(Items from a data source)
━━━

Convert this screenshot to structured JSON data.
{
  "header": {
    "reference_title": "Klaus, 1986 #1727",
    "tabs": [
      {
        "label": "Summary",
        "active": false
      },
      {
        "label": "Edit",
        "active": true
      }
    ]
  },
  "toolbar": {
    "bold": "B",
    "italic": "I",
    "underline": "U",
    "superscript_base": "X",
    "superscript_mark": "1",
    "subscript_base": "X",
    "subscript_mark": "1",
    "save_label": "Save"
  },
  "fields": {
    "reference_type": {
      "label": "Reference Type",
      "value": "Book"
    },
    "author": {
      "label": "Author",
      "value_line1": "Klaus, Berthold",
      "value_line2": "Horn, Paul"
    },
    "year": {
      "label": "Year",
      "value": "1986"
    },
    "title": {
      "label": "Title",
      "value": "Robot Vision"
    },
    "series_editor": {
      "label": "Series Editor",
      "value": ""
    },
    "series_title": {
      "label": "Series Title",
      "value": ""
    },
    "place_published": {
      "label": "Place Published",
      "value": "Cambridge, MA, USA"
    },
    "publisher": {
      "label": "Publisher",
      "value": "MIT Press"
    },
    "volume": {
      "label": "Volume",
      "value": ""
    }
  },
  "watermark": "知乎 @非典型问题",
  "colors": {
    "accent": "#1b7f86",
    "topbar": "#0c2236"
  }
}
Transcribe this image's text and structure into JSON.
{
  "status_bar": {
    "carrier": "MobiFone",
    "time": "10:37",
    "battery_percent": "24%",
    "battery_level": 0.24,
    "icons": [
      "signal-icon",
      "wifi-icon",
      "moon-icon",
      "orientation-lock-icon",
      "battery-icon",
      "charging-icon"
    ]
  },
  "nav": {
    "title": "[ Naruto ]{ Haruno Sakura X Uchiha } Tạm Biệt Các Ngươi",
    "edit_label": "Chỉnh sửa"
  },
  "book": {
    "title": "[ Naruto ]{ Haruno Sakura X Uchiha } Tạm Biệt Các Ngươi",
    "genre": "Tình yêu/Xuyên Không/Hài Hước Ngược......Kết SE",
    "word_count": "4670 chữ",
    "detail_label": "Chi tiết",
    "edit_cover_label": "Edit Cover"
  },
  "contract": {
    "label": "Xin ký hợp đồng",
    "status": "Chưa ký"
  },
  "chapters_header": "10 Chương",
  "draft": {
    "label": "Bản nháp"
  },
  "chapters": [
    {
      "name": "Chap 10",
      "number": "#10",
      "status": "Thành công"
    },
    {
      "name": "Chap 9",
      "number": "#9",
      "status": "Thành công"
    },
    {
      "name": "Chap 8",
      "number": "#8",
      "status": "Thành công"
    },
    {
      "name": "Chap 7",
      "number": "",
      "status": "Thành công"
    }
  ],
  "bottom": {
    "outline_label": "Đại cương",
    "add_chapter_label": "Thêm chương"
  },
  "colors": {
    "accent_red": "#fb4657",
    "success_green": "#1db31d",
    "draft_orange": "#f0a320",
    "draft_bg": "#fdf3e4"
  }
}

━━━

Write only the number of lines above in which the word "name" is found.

ANSWER BOX:
4